__Activity__. Read the entries below and pull out each line with the string "Отображать".

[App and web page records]

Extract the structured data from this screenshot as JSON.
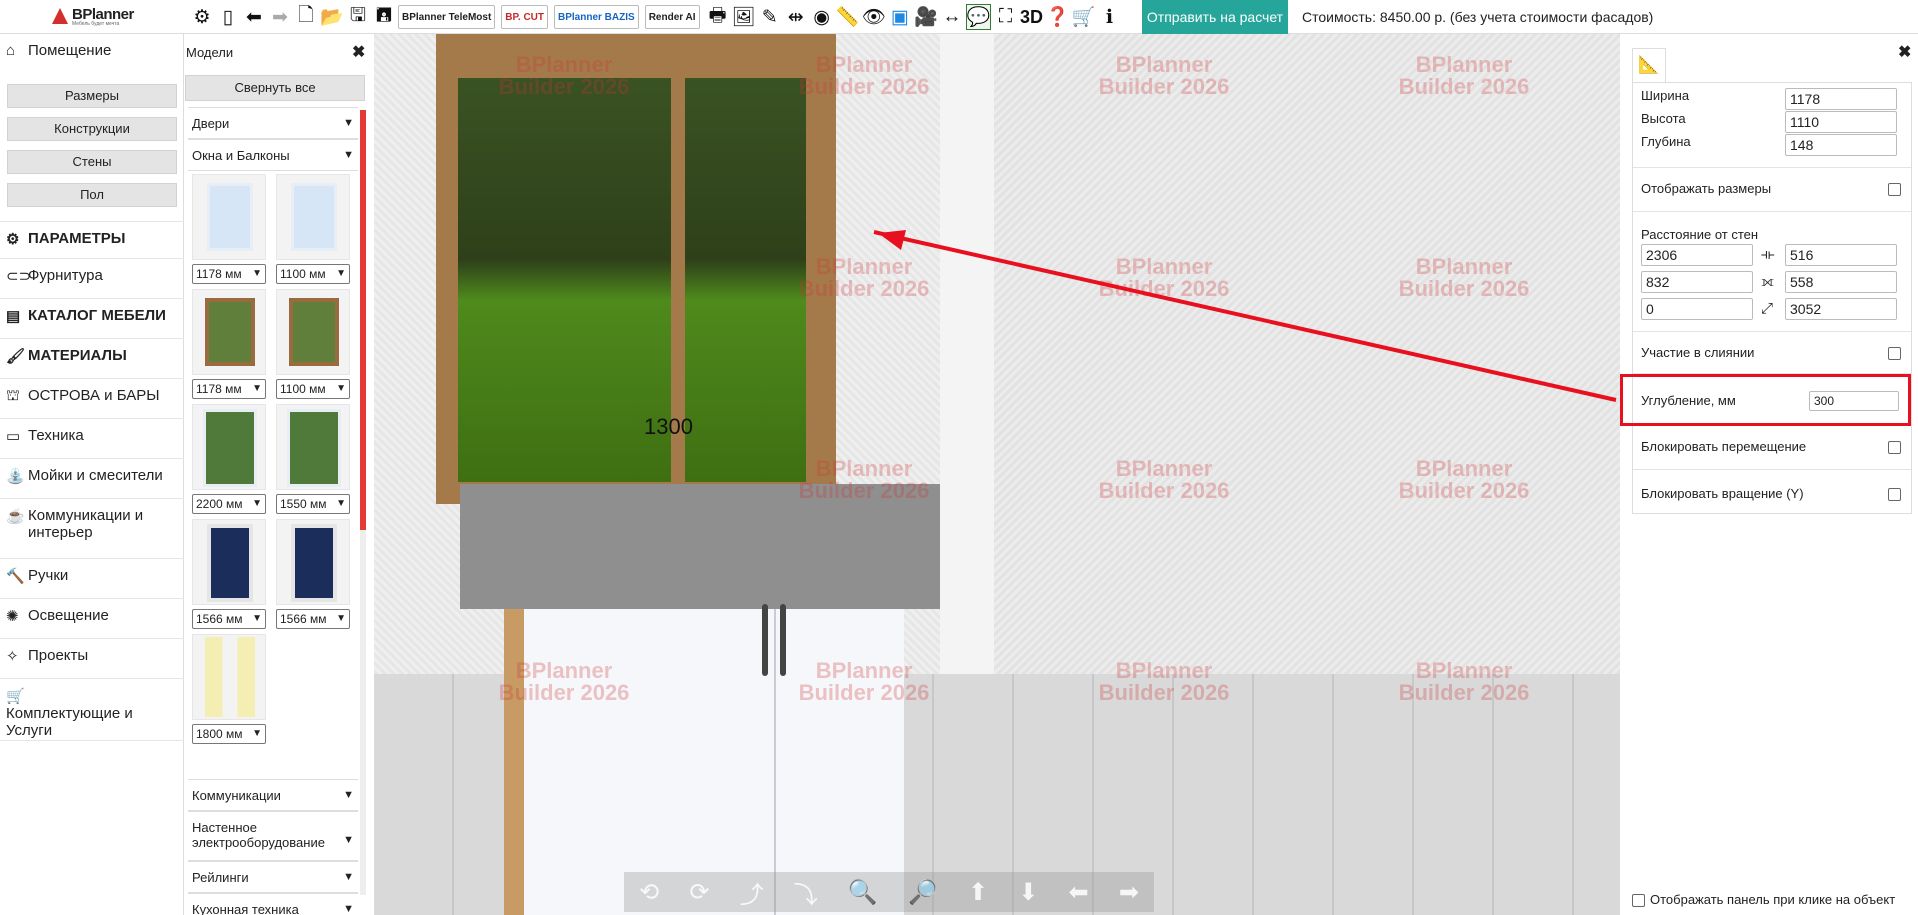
{
  "topbar": {
    "logo_name": "BPlanner",
    "logo_tag": "Мебель будет мечта",
    "brand_telemost": "BPlanner TeleMost",
    "brand_cut": "BP. CUT",
    "brand_bazis": "BPlanner BAZIS",
    "brand_render": "Render AI",
    "label_3d": "3D",
    "send_button": "Отправить на расчет",
    "cost": "Стоимость: 8450.00 р. (без учета стоимости фасадов)"
  },
  "leftnav": {
    "room": "Помещение",
    "room_sub": [
      "Размеры",
      "Конструкции",
      "Стены",
      "Пол"
    ],
    "params": "ПАРАМЕТРЫ",
    "hardware": "Фурнитура",
    "catalog": "КАТАЛОГ МЕБЕЛИ",
    "materials": "МАТЕРИАЛЫ",
    "islands": "ОСТРОВА и БАРЫ",
    "appliances": "Техника",
    "sinks": "Мойки и смесители",
    "communications": "Коммуникации и интерьер",
    "handles": "Ручки",
    "lighting": "Освещение",
    "projects": "Проекты",
    "services": "Комплектующие и Услуги"
  },
  "models": {
    "title": "Модели",
    "collapse_all": "Свернуть все",
    "doors": "Двери",
    "windows": "Окна и Балконы",
    "items": [
      "1178 мм",
      "1100 мм",
      "1178 мм",
      "1100 мм",
      "2200 мм",
      "1550 мм",
      "1566 мм",
      "1566 мм",
      "1800 мм"
    ],
    "communications": "Коммуникации",
    "wall_electric": "Настенное электрооборудование",
    "rails": "Рейлинги",
    "kitchen_appliances": "Кухонная техника"
  },
  "viewport": {
    "window_label": "1300",
    "watermark_line1": "BPlanner",
    "watermark_line2": "Builder 2026"
  },
  "properties": {
    "width_label": "Ширина",
    "width_value": "1178",
    "height_label": "Высота",
    "height_value": "1110",
    "depth_label": "Глубина",
    "depth_value": "148",
    "show_dims": "Отображать размеры",
    "dist_label": "Расстояние от стен",
    "dist_x1": "2306",
    "dist_x2": "516",
    "dist_y1": "832",
    "dist_y2": "558",
    "dist_z1": "0",
    "dist_z2": "3052",
    "merge": "Участие в слиянии",
    "recess_label": "Углубление, мм",
    "recess_value": "300",
    "lock_move": "Блокировать перемещение",
    "lock_rotate": "Блокировать вращение (Y)",
    "show_panel_on_click": "Отображать панель при клике на объект"
  }
}
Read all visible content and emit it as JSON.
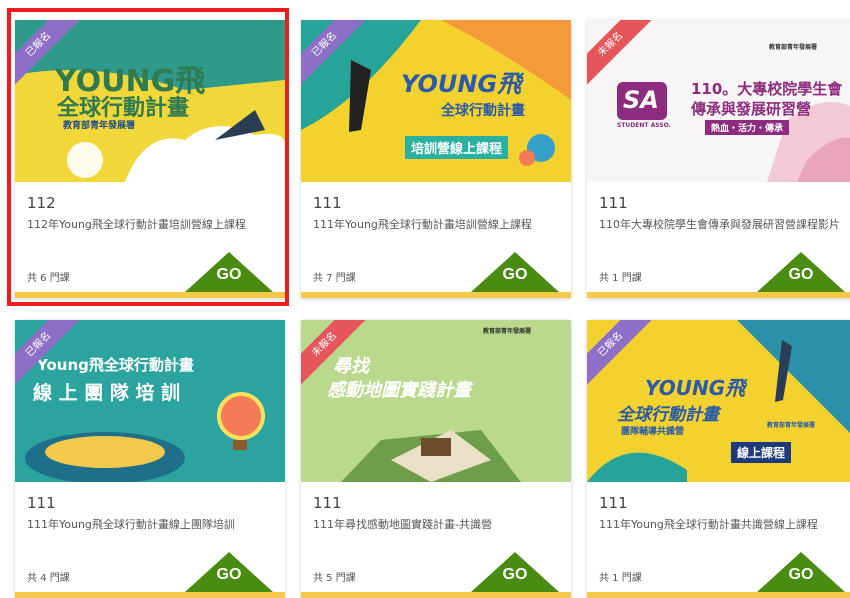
{
  "courses": [
    {
      "badge": "已報名",
      "year": "112",
      "title": "112年Young飛全球行動計畫培訓營線上課程",
      "count": "共 6 門課",
      "go": "GO",
      "thumb": {
        "line1": "YOUNG飛",
        "line2": "全球行動計畫",
        "line3": "教育部青年發展署"
      }
    },
    {
      "badge": "已報名",
      "year": "111",
      "title": "111年Young飛全球行動計畫培訓營線上課程",
      "count": "共 7 門課",
      "go": "GO",
      "thumb": {
        "line1": "YOUNG飛",
        "line2": "全球行動計畫",
        "line3": "培訓營線上課程"
      }
    },
    {
      "badge": "未報名",
      "year": "111",
      "title": "110年大專校院學生會傳承與發展研習營課程影片",
      "count": "共 1 門課",
      "go": "GO",
      "thumb": {
        "line1": "110。大專校院學生會",
        "line2": "傳承與發展研習營",
        "line3": "熱血・活力・傳承",
        "line4": "教育部青年發展署",
        "logo": "SA",
        "logo_sub": "STUDENT ASSO."
      }
    },
    {
      "badge": "已報名",
      "year": "111",
      "title": "111年Young飛全球行動計畫線上團隊培訓",
      "count": "共 4 門課",
      "go": "GO",
      "thumb": {
        "line1": "Young飛全球行動計畫",
        "line2": "線 上 團 隊 培 訓"
      }
    },
    {
      "badge": "未報名",
      "year": "111",
      "title": "111年尋找感動地圖實踐計畫-共識營",
      "count": "共 5 門課",
      "go": "GO",
      "thumb": {
        "line1": "尋找",
        "line2": "感動地圖實踐計畫",
        "line3": "教育部青年發展署"
      }
    },
    {
      "badge": "已報名",
      "year": "111",
      "title": "111年Young飛全球行動計畫共識營線上課程",
      "count": "共 1 門課",
      "go": "GO",
      "thumb": {
        "line1": "YOUNG飛",
        "line2": "全球行動計畫",
        "line3": "團隊輔導共識營",
        "line4": "線上課程",
        "line5": "教育部青年發展署"
      }
    }
  ],
  "colors": {
    "highlight": "#ee1c1c",
    "go_button": "#4a8c12",
    "badge_registered": "#8e6fc7",
    "badge_unregistered": "#e5555a",
    "bottom_bar": "#f7c948"
  }
}
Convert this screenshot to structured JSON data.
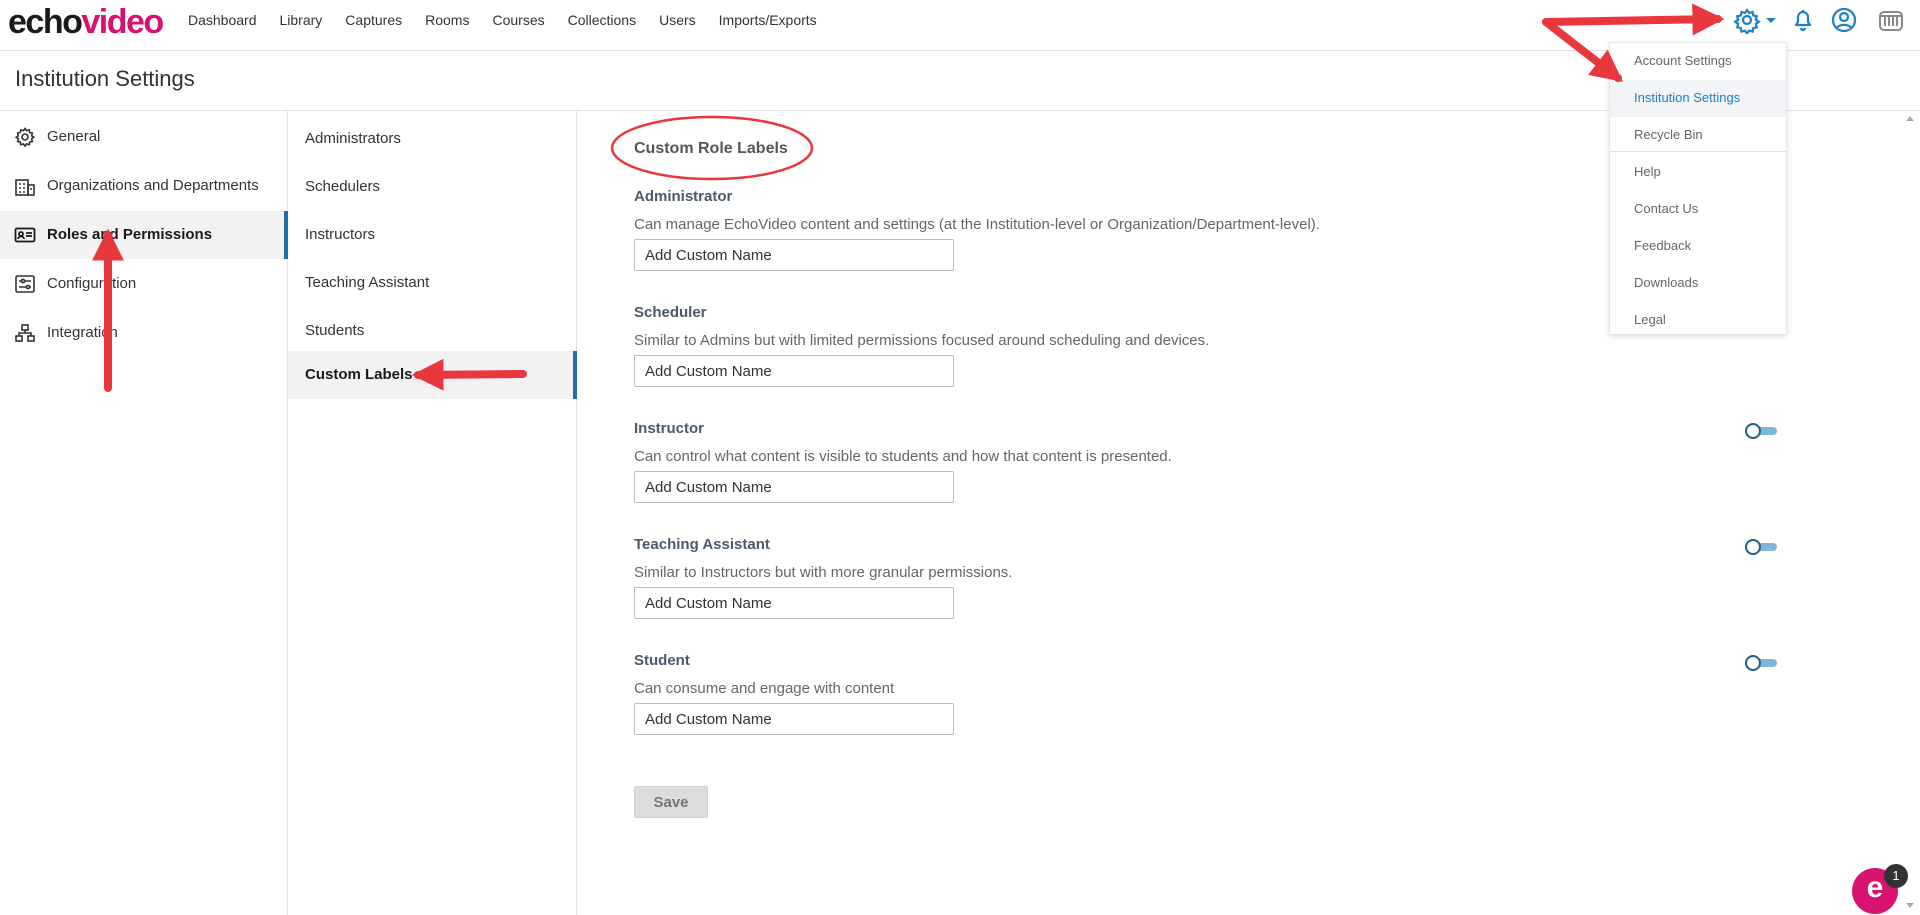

__Answer__.
    "show_dims": "Отображать размеры",
    "show_panel_on_click": "Отображать панель при клике на объект"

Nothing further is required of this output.